[Opening Records for this task section]

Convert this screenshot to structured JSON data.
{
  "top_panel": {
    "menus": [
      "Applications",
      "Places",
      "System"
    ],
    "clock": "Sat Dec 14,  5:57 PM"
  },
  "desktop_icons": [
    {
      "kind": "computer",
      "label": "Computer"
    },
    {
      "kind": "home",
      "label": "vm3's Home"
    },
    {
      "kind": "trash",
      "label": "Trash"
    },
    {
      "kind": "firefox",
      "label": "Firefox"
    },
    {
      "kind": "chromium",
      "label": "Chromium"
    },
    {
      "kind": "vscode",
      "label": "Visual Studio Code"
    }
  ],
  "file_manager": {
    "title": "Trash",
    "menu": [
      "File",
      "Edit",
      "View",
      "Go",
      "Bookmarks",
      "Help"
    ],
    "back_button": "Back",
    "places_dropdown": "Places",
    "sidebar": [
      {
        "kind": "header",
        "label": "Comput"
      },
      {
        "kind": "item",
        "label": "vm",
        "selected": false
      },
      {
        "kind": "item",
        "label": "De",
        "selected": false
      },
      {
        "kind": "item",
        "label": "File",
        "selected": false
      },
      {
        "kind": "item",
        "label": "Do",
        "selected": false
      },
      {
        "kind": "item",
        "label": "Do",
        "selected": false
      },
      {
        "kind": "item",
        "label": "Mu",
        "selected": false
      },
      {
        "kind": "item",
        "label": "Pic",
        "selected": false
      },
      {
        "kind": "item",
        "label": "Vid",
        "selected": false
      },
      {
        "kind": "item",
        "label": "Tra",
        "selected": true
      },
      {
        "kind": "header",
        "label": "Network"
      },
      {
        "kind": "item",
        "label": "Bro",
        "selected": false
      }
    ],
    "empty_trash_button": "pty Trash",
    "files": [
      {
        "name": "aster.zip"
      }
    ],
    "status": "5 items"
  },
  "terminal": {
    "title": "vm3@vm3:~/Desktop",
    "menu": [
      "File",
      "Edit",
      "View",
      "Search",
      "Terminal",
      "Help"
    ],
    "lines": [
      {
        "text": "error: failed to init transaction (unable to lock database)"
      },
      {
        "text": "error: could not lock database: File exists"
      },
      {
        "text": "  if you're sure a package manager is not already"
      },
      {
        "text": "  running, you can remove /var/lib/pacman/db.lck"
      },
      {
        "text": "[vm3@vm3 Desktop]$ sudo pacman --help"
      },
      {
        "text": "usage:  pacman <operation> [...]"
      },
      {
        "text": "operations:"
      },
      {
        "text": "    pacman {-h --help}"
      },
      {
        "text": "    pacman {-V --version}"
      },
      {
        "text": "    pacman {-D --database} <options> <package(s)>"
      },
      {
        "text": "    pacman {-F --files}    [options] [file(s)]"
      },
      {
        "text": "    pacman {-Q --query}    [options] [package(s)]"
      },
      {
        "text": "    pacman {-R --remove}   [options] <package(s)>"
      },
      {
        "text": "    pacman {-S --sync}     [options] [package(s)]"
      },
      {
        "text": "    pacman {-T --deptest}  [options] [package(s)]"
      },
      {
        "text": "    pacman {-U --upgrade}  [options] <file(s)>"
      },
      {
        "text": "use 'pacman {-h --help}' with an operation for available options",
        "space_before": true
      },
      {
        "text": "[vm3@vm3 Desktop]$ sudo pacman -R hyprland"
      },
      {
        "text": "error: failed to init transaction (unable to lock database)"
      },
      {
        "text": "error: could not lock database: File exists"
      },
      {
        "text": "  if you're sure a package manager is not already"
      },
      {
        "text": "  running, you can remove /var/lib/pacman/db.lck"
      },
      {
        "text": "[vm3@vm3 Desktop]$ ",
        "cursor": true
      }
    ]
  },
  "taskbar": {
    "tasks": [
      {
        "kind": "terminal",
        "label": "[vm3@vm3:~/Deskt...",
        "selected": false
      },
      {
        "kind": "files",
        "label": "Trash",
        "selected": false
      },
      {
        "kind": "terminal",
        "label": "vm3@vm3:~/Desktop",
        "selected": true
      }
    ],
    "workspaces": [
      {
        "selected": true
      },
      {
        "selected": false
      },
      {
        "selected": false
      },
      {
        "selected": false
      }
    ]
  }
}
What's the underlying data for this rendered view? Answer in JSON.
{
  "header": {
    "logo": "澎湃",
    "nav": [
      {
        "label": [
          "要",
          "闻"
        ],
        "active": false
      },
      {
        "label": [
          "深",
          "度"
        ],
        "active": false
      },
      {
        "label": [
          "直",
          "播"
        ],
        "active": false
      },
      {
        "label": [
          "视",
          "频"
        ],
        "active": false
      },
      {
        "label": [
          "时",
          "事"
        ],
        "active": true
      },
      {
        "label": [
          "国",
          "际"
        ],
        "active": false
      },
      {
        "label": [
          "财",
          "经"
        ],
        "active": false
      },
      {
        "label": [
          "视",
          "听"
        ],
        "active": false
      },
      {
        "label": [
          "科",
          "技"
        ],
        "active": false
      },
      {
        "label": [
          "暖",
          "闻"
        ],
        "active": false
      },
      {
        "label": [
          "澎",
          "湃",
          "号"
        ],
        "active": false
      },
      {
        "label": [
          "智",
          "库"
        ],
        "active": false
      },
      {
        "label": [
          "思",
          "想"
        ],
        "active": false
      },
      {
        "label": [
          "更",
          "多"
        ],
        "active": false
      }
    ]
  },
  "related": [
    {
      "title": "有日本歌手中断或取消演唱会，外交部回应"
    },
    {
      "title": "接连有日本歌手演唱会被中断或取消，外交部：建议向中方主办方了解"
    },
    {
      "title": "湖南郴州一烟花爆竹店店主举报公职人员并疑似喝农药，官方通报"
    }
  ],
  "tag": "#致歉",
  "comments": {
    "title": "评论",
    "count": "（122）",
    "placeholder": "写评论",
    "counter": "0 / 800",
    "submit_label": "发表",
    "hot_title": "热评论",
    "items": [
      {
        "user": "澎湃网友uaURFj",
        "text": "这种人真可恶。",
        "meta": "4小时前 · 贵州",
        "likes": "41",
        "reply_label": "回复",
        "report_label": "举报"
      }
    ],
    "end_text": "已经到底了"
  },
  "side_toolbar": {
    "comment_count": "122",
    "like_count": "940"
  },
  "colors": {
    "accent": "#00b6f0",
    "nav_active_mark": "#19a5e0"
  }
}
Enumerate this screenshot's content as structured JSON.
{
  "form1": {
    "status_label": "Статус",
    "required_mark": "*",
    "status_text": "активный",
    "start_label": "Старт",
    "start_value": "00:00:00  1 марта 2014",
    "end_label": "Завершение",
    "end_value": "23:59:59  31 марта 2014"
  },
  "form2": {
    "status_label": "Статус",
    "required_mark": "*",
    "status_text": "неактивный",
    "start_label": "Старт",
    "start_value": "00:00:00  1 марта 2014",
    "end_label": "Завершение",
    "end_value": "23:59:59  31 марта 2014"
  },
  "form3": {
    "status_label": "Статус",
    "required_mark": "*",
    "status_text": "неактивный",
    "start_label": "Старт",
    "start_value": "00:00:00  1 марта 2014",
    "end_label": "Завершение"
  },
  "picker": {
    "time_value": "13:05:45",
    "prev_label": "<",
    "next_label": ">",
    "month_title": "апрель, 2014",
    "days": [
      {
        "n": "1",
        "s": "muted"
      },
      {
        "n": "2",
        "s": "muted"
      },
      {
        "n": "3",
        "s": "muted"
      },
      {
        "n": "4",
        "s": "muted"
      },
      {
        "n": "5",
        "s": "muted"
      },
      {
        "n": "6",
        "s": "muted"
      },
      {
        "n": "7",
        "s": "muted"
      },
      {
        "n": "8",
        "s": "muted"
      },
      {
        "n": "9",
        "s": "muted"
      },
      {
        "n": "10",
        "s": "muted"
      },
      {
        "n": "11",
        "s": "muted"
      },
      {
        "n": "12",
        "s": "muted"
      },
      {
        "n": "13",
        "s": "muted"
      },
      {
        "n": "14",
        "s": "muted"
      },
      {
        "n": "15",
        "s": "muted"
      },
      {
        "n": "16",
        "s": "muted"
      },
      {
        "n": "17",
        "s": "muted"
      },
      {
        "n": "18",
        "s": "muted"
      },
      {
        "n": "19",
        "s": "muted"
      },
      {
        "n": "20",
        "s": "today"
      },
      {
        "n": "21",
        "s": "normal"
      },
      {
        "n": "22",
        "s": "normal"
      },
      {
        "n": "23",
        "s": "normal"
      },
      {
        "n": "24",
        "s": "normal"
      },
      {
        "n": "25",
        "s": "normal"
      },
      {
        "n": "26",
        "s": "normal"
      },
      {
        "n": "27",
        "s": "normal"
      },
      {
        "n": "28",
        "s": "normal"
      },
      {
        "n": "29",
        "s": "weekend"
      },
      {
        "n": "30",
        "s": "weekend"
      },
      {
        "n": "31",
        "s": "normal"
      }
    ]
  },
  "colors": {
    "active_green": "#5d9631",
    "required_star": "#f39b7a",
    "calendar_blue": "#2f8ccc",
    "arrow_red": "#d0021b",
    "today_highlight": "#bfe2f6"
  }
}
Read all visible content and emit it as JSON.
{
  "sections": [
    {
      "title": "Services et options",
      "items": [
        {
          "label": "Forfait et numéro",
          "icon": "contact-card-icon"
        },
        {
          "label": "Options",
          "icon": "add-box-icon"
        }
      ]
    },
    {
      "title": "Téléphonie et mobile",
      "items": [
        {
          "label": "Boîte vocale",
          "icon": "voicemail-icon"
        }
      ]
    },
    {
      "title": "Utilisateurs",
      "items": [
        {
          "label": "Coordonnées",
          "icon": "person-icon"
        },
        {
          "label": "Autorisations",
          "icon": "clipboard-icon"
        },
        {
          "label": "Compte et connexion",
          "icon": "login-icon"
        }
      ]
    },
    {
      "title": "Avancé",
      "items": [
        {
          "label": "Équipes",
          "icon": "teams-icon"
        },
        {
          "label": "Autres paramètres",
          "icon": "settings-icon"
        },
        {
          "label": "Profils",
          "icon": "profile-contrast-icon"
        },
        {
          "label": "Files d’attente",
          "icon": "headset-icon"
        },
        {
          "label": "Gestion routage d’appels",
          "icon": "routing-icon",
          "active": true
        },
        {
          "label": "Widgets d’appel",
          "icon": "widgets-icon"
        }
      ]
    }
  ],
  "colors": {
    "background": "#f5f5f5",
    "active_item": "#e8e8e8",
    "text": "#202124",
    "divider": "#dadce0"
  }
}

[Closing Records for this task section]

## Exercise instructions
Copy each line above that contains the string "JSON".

## Solution for this problem
Convert this screenshot to structured JSON data.
What's the underlying data for this rendered view? Answer in JSON.
Enumerate this screenshot's content as structured JSON.
Read all visible content and emit it as JSON.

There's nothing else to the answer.